Entries from a dataset of interfaces:
--- START ---

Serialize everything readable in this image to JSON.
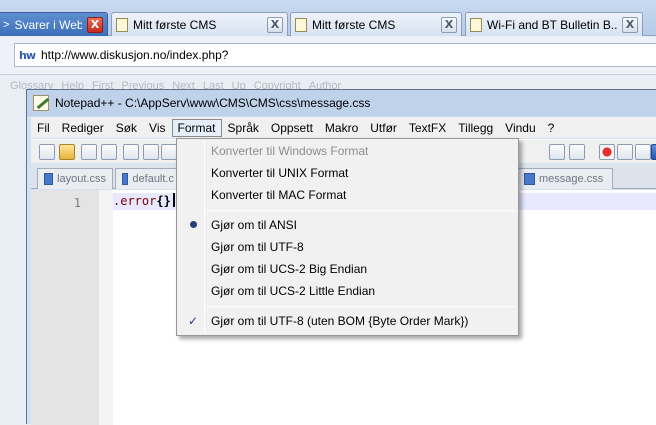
{
  "browser": {
    "tabs": [
      {
        "label": "Svarer i Webd...",
        "active": true
      },
      {
        "label": "Mitt første CMS",
        "active": false
      },
      {
        "label": "Mitt første CMS",
        "active": false
      },
      {
        "label": "Wi-Fi and BT Bulletin B...",
        "active": false
      }
    ],
    "close_glyph": "X",
    "url": "http://www.diskusjon.no/index.php?",
    "site_icon_text": "hw",
    "page_nav": [
      "Glossary",
      "Help",
      "First",
      "Previous",
      "Next",
      "Last",
      "Up",
      "Copyright",
      "Author"
    ]
  },
  "npp": {
    "title": "Notepad++ - C:\\AppServ\\www\\CMS\\CMS\\css\\message.css",
    "menu": [
      "Fil",
      "Rediger",
      "Søk",
      "Vis",
      "Format",
      "Språk",
      "Oppsett",
      "Makro",
      "Utfør",
      "TextFX",
      "Tillegg",
      "Vindu",
      "?"
    ],
    "open_menu": "Format",
    "file_tabs": [
      "layout.css",
      "default.c",
      "message.css"
    ],
    "active_file": "message.css",
    "line_number": "1",
    "code": {
      "selector": ".error",
      "braces": "{}"
    }
  },
  "format_menu": {
    "items": [
      {
        "label": "Konverter til Windows Format",
        "disabled": true,
        "mark": ""
      },
      {
        "label": "Konverter til UNIX Format",
        "disabled": false,
        "mark": ""
      },
      {
        "label": "Konverter til MAC Format",
        "disabled": false,
        "mark": ""
      },
      {
        "label": "Gjør om til ANSI",
        "disabled": false,
        "mark": "radio"
      },
      {
        "label": "Gjør om til UTF-8",
        "disabled": false,
        "mark": ""
      },
      {
        "label": "Gjør om til UCS-2 Big Endian",
        "disabled": false,
        "mark": ""
      },
      {
        "label": "Gjør om til UCS-2 Little Endian",
        "disabled": false,
        "mark": ""
      },
      {
        "label": "Gjør om til UTF-8 (uten BOM {Byte Order Mark})",
        "disabled": false,
        "mark": "check"
      }
    ],
    "check_glyph": "✓"
  }
}
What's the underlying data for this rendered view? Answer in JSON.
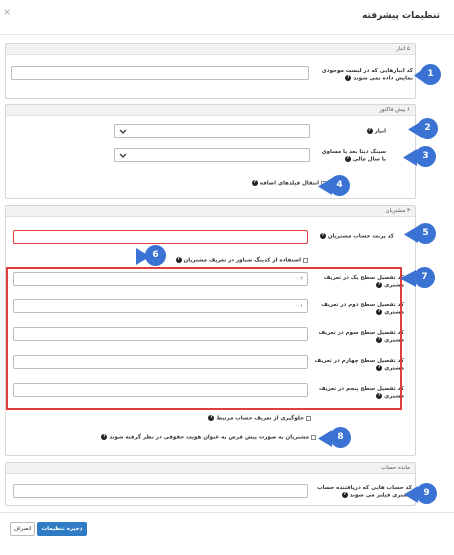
{
  "modal": {
    "title": "تنظیمات پیشرفته",
    "close_glyph": "×"
  },
  "sections": {
    "warehouse": {
      "header": "۵ انبار",
      "hidden_warehouses_label": "کد انبارهایی که در لیست موجودی نمایش داده نمی شوند",
      "hidden_warehouses_value": ""
    },
    "invoice": {
      "header": "۶ پیش فاکتور",
      "warehouse_label": "انبار",
      "warehouse_value": "",
      "sync_label": "سینک دیتا بعد یا مساوی با سال مالی",
      "sync_value": "",
      "transfer_extra_fields_label": "انتقال فیلدهای اضافه"
    },
    "customers": {
      "header": "۳ مشتریان",
      "parent_account_label": "کد پرنت حساب مشتریان",
      "parent_account_value": "",
      "floating_code_label": "استفاده از کدینگ شناور در تعریف مشتریان",
      "levels": [
        {
          "label": "کد تفصیل سطح یک در تعریف مشتری",
          "value": "۰۰۲"
        },
        {
          "label": "کد تفصیل سطح دوم در تعریف مشتری",
          "value": "۰۰۱"
        },
        {
          "label": "کد تفصیل سطح سوم در تعریف مشتری",
          "value": ""
        },
        {
          "label": "کد تفصیل سطح چهارم در تعریف مشتری",
          "value": ""
        },
        {
          "label": "کد تفصیل سطح پنجم در تعریف مشتری",
          "value": ""
        }
      ],
      "prevent_related_account_label": "جلوگیری از تعریف حساب مرتبط",
      "default_legal_label": "مشتریان به صورت پیش فرض به عنوان هویت حقوقی در نظر گرفته شوند"
    },
    "balance": {
      "header": "مانده حساب",
      "accounts_label": "کد حساب هایی که دریافتنده حساب مشتری فیلتر می شوند",
      "accounts_value": ""
    }
  },
  "footer": {
    "save_label": "ذخیره تنظیمات",
    "cancel_label": "انصراف"
  },
  "badges": [
    "1",
    "2",
    "3",
    "4",
    "5",
    "6",
    "7",
    "8",
    "9"
  ],
  "info_glyph": "?",
  "colors": {
    "accent_blue": "#3b73d4",
    "save_button": "#2f7bc4",
    "highlight_red": "#e23c3c"
  }
}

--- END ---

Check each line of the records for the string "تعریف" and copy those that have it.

      "floating_code_label": "استفاده از کدینگ شناور در تعریف مشتریان",
          "label": "کد تفصیل سطح یک در تعریف مشتری",
          "label": "کد تفصیل سطح دوم در تعریف مشتری",
          "label": "کد تفصیل سطح سوم در تعریف مشتری",
          "label": "کد تفصیل سطح چهارم در تعریف مشتری",
          "label": "کد تفصیل سطح پنجم در تعریف مشتری",
      "prevent_related_account_label": "جلوگیری از تعریف حساب مرتبط",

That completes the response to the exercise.